The cone of uncertainty is the shape made by graphing the accuracy of estimates against the stage of the project. It embodies the idea that estimates made at the beginning of a project will be limited in their accuracy, and that if you work to reduce uncertainty in the project, the estimates can become more accurate over the course of the project.
By understanding the cone of uncertainty you can understand why your initial project estimates will not be accurate, and how you can improve them. You can also use the cone of uncertainty to defend your estimates if they are called into question at a later date. You can also use the cone of uncertainty to support initial discovery stages of projects, where the project concept, requirements and design are fleshed out to give a better idea of project feasibility, schedule and cost.

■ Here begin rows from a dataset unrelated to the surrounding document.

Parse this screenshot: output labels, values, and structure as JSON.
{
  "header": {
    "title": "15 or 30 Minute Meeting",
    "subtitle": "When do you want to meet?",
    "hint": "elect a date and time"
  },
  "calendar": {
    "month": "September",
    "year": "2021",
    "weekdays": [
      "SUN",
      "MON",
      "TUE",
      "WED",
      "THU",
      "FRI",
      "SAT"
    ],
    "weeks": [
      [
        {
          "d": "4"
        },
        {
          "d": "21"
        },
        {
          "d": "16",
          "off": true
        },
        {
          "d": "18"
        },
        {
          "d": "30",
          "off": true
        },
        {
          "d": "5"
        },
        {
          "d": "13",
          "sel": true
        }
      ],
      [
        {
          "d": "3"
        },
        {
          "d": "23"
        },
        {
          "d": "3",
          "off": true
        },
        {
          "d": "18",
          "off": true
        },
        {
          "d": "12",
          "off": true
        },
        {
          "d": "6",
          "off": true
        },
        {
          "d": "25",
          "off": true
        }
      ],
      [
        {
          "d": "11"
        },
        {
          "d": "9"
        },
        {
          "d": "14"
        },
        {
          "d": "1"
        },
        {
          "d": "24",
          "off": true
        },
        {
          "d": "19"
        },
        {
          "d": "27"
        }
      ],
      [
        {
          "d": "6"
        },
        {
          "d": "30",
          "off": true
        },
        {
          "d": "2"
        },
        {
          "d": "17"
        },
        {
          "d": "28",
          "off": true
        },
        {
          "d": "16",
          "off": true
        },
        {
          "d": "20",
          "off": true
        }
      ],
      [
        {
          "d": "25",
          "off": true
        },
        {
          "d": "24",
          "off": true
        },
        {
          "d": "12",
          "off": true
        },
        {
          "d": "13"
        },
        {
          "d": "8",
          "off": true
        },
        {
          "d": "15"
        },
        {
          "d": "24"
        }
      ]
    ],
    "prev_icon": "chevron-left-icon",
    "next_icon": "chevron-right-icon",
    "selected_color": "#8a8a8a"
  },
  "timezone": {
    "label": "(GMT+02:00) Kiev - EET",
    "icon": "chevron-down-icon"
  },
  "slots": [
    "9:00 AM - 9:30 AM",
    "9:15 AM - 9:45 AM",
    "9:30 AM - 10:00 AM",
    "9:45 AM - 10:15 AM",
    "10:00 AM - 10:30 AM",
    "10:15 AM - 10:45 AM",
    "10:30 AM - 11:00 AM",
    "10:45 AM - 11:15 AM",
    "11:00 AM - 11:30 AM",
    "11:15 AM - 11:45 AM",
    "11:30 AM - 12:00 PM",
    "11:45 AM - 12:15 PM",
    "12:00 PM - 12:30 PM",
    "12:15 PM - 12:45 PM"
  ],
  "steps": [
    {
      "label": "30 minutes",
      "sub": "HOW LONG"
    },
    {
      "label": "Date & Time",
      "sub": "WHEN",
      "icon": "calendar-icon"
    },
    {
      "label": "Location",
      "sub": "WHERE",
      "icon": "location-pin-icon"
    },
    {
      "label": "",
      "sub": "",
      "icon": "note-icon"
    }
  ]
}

The cone of uncertainty shows the best case accuracy of estimates made at different times in the projects life.
Estimates can only be as accurate as the assumptions they are based on. If your project is to build a bridge, but you are not yet sure how many lanes of traffic it will take, your estimates about the bridge cannot be particularly accurate.
Studies of software projects have shown that at the beginning of a project, even the best estimators are commonly mistaken in their estimates by a factor of 4. This means if they estimate the project will take a month, it could take as little as one week, or as much as four months. Later, once detailed design is complete much more accurate estimates can be produced, perhaps with less than a factor of two error.
By the way, this is the best case scenario with very accurate estimators! Most people cannot estimate this well, so estimates will likely be even less accurate.
Because any estimate is based upon assumptions. At the beginning of the project there are many unresolved questions. What are the requirements? How many people will be available to work on the project? What skill level will the people have? and many others.
Each unresolved question must have an assumed answer to produce any kind of estimate. The accuracy of these assumptions directly contributes to the accuracy of the estimate.
Throughout the course of the project many of these assumptions can be replaced with actual answers. Doing so reduces the uncertainty in the project and allows better estimates to be provided.
For instance once it is decided to provide a bridge for two lanes of traffic (instead of a single lane or four) cost and effort estimates can be greatly refined. This is an example of reducing uncertainty by clarifying project requirements.
The cone of uncertainty tells us that any estimates made early in the project will be wildly innacurate in the best case. Thus you should only make commitments based on estimates once you are further through the project.
You should delay committing to estimates as long as possible. Ideally the requirements gathering and design phase should both be complete before committing to estimates. This will produce the most accurate estimates.
Unfortunately clients and project sponsors usually want firm commitments at the very beginning of projects. This is the worst possible time to make estimates. According to the cone of uncertainty, any estimate you give will very likely be off by a factor of 4, which will cause anger and distrust between the project team and the client/sponsor.
If you are under pressure to provide estimates and commitments, attempt to negotiate a discovery phase of the project. During this phase the product definition can be clarified, requirements gathered and high level design sketched out. This gives a much better basis to estimate the project on. The cost of this phase can be charged to the prospective client, or if necessarily absorbed by the project team.
If a customer/sponsor refuses to allow a discovery phase, you should at the very least communicate the uncertainty in your estimates to the customer. The best way to communicate the uncertainty is to give the estimate using a range. For example, instead of estimating 1 month, you can estimate 1 week to 4 months.
By giving an upper and lower bound on your estimate you can clearly communicate the uncertainty inherent in the estimate. If the person receiving the estimate is unhappy with the range given, you can use it to request more time or resources to resolve some of the ambiguity and create tighter estimates.
As you proceed through the project you can reduce uncertainty and thus produce better estimates. However, this does not happen automatically! If you wish to produce better estimates you need to continually work to resolve any assumptions and update estimates to reflect this.
Note that the assumptions are a source of uncertainty, they are often related to a project risk. Thus the project risk register is a good place to track assumptions upon which the projects estimates are based. This also gives a central place to review to find opportunities to improve estimates. This can be performed in the periodic project risk review meetings.
TaskTrakz allows you to express estimates as ranges and track your risks in a centralized risk register. Expressing estimates as a two or three point range for each work item allows an estimate range to be calculated for the whole project. You can accurately communicate the uncertainty inherent in your project to project stakeholders, setting their expectations accordingly.